LINCOLN — Don't talk to Gov. Dave Heineman about being a lame duck.
With one year left in office and one final legislative session ahead of him, the feisty Republican and former Army Ranger said he's approaching 2014 like he did his previous nine years in office.
That would be full-speed ahead.
“I am just as excited and energized about this session as I was my first,” Heineman said of the legislative session that begins Wednesday. “Your job as governor, whether it's your first year or your last year, is to get your job done.”
The 65-year-old governor, in an hourlong interview covering the coming year, declined to discuss his legacy as the state's longest-serving chief executive, or to talk about his plans for when he leaves office.

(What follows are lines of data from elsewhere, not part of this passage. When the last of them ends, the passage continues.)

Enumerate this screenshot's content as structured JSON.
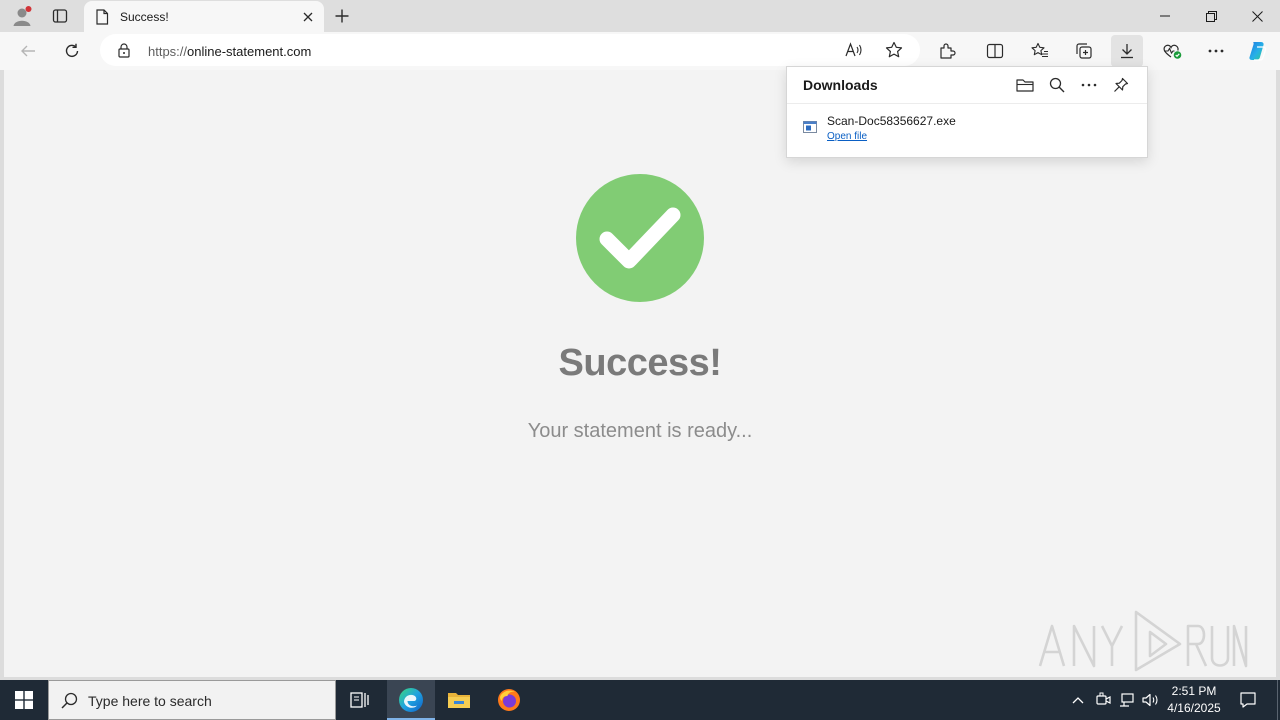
{
  "browser": {
    "tab": {
      "title": "Success!"
    },
    "address": {
      "url_scheme": "https://",
      "url_host": "online-statement.com"
    }
  },
  "page": {
    "heading": "Success!",
    "subtext": "Your statement is ready...",
    "check_color": "#81cc74"
  },
  "downloads": {
    "title": "Downloads",
    "items": [
      {
        "file_name": "Scan-Doc58356627.exe",
        "action_label": "Open file"
      }
    ]
  },
  "watermark": {
    "text": "ANY RUN"
  },
  "taskbar": {
    "search_placeholder": "Type here to search",
    "time": "2:51 PM",
    "date": "4/16/2025"
  },
  "icons": {
    "tabbar": [
      "profile-icon",
      "tab-actions-icon",
      "page-icon",
      "close-icon",
      "plus-icon",
      "minimize-icon",
      "restore-icon",
      "close-window-icon"
    ],
    "toolbar": [
      "back-icon",
      "refresh-icon",
      "lock-icon",
      "read-aloud-icon",
      "favorite-star-icon",
      "extensions-icon",
      "split-screen-icon",
      "favorites-icon",
      "collections-icon",
      "download-icon",
      "browser-essentials-icon",
      "more-icon",
      "copilot-icon"
    ],
    "taskbar": [
      "windows-start-icon",
      "search-icon",
      "task-view-icon",
      "edge-icon",
      "file-explorer-icon",
      "firefox-icon",
      "chevron-up-icon",
      "meet-now-icon",
      "network-icon",
      "volume-icon",
      "notifications-icon"
    ]
  }
}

But he dispatched recurring rumors that he will become president of the University of Nebraska or chancellor of the University of Nebraska-Lincoln.
“I am not going to be president of the university or the chancellor (in Lincoln). We've got two good people in those jobs already. Even if they were open, I wouldn't be interested,” Heineman said.
The governor, who has twice rejected chances to run for the U.S. Senate, also said:
» Tax relief will be his top focus in 2014.
He said the state can utilize about $225 million of its projected $725 million cash reserve for tax cuts, and the record-high reserve is proof that Nebraskans are being “overtaxed.”
Those cuts should focus on the middle class, those earning between $60,000 and $120,000, and on owners of agricultural land. Ag land should be valued for tax purposes at 65 percent of its assessed value, instead of the current 75 percent, he said.
It's unfair, Heineman said, that middle-class taxpayers pay the highest state income tax rate, the same rate as the wealthiest Nebraskans.
He said $500 million is sufficient for the cash reserve. The reserve, the growing economy and continued fiscal restraint will provide the funds to “do hundreds of millions of dollars of tax relief, phased in over several years.”
» An alternative “Nebraska plan” to expand Medicaid is unaffordable and unsustainable.
Iowa and Arkansas are among the states that have crafted their own federally funded alternatives to help provide health insurance to a “gap” of citizens who make too much money to qualify for Medicaid and too little to qualify for Obamacare tax credits.
A group of state lawmakers is looking to craft a similar alternative for Nebraska's gap of about 32,500 adults, using $400 million in federal funds pledged to the state for an expansion.
But Heineman said such alternatives are “just another form of Obamacare.” Given the federal government's debt and overspending, he said, it won't be able to sustain funding for the health care program.
“It's been one disaster after another on this rollout,” he said. “We need to let this settle down before we go into an expansion.”
» He wants a detailed accounting of why $50 million a year in new tax dollars is needed for water projects, such as dams and conservation research.
It's critical to maintain water to irrigate crops and provide drinking water, Heineman said, but even some members of the state task force that recommended a slew of new taxes “can't define” how $50 million a year would be spent.
He said he hasn't heard a stampede of support for the suggested new taxes, which include taxes on pop, fertilizer, ethanol and bottled water. “Higher taxes are not the answer,” Heineman said.
» He also doesn't think there's support to raise park fees or taxes to address $30 million in deferred maintenance at state parks.
Government can't “do everything that everybody wants,” he said.
“You've got to distinguish between what do we really need to do to help our state and what is nice to do. You really need to learn how to say no.”